How long does it take a 100 mph fastball to reach the plate?
A 100-mph fastball takes roughly 375-400 milliseconds to reach the plate. For reference, the blink of an eye takes 300-400 milliseconds.
How much did they lower the mound in 1969?
To help the hitters, the pitching mound was lowered from 15 inches to 10, and the strike zone was returned to its 1961 size. The run-scoring environment in 1969 was much greater than it was in 1968, with teams averaging 0.65 more runs per game (going from 3.42 to 4.07), an increase of greater than 19 percent.
How much was pitchers mound lowered?
When the mound was lowered from 15 inches to 10 inches in 1969, pitchers weren’t happy about it.
Who has the lowest batting average in MLB 2021?
Kevin Newman’s very bad season
220/. 259/. 303 with a weighted on-base average (wOBA) of . 245, making him the worst statistical batter in MLB this season (nearly 10 points of wOBA below runner-up Elvis Andrus of the Oakland A’s).
How high is a youth pitching mound?
Here are the key measurements and dimensions you need to know: Distance from the front of the pitching rubber to the back point of home plate: 46 feet. Pitching mound height: 6 inches for younger players below the age of 11; 8 inches for older players 11-13 years old.
Are all MLB pitching mounds the same height?
All this chicanery was perfectly legal in MLB, prior to 1950, when a rule required all mounds to be the same height—exactly than 15” above the baseline, no less.
Why was the mound lowered?
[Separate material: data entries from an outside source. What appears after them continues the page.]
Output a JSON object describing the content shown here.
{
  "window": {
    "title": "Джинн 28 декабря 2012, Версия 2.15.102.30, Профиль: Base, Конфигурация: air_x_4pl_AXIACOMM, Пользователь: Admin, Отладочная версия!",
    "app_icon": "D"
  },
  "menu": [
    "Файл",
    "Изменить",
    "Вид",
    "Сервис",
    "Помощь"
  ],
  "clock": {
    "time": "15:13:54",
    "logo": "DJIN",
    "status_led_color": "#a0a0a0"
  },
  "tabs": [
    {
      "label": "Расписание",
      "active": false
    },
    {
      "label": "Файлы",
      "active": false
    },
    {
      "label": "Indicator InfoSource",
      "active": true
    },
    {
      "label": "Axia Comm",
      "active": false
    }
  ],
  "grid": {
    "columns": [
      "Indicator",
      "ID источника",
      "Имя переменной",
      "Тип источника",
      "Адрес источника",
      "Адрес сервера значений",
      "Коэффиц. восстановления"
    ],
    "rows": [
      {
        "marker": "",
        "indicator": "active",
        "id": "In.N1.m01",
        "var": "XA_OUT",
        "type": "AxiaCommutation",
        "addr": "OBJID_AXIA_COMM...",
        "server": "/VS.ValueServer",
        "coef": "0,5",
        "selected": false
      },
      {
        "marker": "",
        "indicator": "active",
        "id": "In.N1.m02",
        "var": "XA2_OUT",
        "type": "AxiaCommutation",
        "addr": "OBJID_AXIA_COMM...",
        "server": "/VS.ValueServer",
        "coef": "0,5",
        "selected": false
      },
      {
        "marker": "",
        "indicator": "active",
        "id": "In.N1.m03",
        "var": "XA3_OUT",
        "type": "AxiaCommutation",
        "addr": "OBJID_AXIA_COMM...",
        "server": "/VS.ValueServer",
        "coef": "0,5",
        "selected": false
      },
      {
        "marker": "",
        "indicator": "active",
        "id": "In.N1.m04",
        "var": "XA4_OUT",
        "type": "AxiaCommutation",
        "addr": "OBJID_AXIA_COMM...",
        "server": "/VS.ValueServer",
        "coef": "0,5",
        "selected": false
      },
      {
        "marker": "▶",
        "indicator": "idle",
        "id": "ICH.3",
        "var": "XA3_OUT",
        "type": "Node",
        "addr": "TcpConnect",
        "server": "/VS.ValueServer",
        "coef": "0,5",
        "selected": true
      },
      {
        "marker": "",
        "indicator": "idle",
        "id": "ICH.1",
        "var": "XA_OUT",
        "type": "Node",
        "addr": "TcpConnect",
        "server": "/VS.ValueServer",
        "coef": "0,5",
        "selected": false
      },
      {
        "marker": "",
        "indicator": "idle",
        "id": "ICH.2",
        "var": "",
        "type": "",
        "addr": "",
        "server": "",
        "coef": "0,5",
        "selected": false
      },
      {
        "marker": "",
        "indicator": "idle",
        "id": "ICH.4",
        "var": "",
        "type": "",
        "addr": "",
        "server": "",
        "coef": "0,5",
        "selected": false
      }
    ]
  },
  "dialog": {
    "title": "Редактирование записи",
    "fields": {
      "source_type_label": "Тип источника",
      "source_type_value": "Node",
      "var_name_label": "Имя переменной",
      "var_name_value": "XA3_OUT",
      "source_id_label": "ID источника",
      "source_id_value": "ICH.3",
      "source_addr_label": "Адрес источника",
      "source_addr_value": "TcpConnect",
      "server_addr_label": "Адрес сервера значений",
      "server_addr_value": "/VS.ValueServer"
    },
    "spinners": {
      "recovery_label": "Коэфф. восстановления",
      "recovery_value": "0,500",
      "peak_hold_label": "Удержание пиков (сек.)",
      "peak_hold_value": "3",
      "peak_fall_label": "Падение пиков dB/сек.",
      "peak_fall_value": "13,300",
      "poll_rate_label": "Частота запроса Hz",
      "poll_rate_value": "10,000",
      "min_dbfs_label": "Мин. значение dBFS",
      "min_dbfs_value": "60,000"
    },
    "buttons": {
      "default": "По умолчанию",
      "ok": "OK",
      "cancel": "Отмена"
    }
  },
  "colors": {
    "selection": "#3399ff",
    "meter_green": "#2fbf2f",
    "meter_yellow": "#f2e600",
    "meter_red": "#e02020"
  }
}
The changes were made, according to one wire service, “to add more enjoyment for the fans and more offense in the games which the pitchers dominated in both the National and American leagues this past season.” Baseball also asked umpires to better enforce rules about illegal pitches.
What position did Bob Gibson play for the Cardinals?
Robert Gibson (born Pack Robert Gibson; November 9, 1935 – October 2, 2020) was an American professional baseball pitcher who played 17 seasons in Major League Baseball (MLB) for the St. Louis Cardinals (1959–1975).